▶ **Problem to work on**
Wherever the word "钻石突破" appears in a line of the records, copy that line.

(Interface dataset entries)
========
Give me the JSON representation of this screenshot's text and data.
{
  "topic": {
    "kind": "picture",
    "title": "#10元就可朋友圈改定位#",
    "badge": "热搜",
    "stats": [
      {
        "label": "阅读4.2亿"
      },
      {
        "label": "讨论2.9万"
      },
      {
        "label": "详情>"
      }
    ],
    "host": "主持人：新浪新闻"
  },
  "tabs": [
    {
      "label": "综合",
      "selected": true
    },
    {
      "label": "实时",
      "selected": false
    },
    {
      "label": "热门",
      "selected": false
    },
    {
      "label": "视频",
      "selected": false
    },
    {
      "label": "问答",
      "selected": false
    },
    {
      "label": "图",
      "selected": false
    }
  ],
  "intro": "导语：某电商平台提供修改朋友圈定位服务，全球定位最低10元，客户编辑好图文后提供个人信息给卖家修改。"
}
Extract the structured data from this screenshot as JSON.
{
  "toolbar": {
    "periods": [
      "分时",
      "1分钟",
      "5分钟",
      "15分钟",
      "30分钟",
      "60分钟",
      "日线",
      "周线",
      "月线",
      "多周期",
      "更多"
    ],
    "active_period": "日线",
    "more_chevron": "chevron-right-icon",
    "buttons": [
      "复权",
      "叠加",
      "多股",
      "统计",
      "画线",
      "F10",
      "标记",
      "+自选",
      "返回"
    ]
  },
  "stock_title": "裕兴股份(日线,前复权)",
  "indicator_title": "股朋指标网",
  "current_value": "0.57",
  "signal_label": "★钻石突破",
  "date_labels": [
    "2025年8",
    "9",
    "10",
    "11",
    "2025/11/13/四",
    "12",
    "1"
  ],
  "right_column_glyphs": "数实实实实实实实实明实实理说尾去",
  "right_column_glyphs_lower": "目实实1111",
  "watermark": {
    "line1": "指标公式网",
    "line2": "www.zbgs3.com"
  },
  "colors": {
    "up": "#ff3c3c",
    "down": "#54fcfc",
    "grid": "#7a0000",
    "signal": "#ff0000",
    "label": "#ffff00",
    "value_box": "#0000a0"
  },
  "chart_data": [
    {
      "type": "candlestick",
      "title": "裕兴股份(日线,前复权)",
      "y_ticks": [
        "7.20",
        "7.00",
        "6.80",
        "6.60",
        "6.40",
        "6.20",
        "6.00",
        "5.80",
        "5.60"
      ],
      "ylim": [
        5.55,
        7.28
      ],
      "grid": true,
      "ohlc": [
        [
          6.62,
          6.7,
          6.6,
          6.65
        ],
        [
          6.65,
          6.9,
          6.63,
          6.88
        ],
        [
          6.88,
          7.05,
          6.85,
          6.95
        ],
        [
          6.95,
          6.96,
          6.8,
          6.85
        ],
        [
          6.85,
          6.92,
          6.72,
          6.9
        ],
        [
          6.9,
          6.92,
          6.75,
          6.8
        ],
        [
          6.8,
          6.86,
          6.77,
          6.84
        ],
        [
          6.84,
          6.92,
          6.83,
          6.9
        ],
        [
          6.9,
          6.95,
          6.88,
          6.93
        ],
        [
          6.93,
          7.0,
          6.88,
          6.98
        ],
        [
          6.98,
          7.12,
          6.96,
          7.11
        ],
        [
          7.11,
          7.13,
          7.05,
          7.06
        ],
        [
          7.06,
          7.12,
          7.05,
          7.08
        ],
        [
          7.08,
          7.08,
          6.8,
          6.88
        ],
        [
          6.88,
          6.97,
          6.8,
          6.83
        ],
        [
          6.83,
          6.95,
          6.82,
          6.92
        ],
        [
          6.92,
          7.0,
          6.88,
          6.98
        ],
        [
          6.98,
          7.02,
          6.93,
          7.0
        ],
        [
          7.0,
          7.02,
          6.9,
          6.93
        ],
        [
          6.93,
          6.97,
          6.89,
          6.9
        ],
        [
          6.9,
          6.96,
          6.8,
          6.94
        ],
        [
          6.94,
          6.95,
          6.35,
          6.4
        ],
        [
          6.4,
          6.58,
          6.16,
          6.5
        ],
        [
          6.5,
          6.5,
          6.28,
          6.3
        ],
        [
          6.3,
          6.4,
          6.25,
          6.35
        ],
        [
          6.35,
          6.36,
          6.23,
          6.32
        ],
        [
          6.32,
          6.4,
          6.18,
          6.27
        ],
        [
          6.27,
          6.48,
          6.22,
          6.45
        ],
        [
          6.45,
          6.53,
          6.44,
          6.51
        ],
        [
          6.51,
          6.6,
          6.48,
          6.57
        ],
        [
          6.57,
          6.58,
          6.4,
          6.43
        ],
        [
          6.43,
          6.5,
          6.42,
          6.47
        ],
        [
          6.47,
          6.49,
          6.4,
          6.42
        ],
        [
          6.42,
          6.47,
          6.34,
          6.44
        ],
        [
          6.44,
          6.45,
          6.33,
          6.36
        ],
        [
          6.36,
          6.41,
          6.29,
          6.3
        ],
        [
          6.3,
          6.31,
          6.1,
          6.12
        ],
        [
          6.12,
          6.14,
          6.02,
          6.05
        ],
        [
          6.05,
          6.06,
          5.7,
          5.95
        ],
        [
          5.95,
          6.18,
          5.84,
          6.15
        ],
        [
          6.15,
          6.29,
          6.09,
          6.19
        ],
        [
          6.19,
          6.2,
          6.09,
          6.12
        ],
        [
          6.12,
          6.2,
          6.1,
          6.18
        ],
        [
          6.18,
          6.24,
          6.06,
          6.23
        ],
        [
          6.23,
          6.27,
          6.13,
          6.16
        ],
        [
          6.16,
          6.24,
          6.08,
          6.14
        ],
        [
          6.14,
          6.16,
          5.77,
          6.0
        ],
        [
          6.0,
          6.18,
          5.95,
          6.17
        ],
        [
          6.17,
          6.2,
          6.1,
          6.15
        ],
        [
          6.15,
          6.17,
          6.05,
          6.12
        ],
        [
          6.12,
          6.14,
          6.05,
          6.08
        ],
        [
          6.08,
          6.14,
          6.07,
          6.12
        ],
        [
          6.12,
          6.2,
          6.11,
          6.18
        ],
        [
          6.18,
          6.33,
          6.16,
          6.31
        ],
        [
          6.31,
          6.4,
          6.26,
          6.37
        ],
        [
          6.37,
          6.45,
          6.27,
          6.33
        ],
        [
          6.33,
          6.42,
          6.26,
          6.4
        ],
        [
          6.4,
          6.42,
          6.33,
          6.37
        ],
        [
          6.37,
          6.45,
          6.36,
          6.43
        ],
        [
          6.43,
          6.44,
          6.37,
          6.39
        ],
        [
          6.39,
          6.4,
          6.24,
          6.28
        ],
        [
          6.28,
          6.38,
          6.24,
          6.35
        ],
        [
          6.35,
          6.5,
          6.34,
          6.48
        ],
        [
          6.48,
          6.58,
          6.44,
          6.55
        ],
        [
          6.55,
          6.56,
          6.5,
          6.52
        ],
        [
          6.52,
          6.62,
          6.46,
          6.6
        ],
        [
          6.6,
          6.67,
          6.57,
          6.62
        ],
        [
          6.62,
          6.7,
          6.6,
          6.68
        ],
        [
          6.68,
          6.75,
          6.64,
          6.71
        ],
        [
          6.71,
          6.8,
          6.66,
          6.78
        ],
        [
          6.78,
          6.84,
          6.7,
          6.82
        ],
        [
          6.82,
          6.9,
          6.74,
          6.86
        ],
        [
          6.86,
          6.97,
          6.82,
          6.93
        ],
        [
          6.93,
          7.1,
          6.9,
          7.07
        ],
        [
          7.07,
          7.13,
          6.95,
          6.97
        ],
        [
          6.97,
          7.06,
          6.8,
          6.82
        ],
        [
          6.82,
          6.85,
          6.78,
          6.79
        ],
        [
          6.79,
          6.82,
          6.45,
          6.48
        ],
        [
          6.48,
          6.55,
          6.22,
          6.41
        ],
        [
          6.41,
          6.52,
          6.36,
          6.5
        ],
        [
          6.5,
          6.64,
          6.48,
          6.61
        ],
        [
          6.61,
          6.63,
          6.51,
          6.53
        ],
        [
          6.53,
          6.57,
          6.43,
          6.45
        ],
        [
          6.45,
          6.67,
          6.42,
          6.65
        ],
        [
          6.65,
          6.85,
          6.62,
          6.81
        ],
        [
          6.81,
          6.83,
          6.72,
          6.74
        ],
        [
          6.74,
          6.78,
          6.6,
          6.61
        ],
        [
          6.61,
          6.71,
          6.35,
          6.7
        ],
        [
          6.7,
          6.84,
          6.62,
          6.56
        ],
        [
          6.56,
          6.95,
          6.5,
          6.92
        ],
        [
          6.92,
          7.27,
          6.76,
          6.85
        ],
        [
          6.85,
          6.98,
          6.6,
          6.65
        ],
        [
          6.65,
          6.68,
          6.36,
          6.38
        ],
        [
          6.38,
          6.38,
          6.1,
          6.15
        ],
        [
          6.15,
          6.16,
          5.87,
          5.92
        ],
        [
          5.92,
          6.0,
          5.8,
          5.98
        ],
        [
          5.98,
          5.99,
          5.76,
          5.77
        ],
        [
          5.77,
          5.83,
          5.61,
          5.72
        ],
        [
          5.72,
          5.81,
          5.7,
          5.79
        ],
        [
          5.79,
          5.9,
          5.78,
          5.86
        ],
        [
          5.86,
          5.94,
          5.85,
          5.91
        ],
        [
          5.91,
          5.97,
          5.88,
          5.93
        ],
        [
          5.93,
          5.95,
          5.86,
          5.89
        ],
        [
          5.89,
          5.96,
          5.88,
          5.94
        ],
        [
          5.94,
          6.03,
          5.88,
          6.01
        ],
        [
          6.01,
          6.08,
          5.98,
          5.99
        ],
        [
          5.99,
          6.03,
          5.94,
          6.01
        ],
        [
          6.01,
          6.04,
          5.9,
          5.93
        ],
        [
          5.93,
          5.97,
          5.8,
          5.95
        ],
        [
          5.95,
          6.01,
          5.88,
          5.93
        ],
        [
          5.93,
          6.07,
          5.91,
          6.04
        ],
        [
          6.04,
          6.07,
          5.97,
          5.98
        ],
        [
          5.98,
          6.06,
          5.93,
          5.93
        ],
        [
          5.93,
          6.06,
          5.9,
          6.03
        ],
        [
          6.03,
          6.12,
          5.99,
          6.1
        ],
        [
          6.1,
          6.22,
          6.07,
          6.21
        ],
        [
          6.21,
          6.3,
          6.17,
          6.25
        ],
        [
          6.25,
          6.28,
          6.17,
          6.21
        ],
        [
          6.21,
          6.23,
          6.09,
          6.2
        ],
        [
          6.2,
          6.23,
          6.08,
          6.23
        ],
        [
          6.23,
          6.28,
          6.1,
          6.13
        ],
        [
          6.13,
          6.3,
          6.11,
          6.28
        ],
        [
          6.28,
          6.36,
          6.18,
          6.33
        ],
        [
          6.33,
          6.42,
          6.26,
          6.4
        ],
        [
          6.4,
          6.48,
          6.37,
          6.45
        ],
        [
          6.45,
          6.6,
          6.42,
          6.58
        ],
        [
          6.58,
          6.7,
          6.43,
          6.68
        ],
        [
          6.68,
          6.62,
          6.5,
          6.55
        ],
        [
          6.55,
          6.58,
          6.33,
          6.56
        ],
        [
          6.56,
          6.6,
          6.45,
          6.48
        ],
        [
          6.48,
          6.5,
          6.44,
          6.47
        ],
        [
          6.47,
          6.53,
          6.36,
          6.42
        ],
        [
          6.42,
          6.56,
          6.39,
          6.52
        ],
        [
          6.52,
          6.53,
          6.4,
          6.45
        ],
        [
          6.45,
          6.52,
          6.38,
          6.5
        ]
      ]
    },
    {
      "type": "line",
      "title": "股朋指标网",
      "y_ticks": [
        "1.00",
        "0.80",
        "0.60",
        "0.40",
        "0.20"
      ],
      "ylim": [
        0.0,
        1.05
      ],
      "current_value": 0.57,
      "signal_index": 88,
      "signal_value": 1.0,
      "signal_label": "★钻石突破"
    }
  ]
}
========
▶ **Task output**
  "signal_label": "★钻石突破",
      "signal_label": "★钻石突破"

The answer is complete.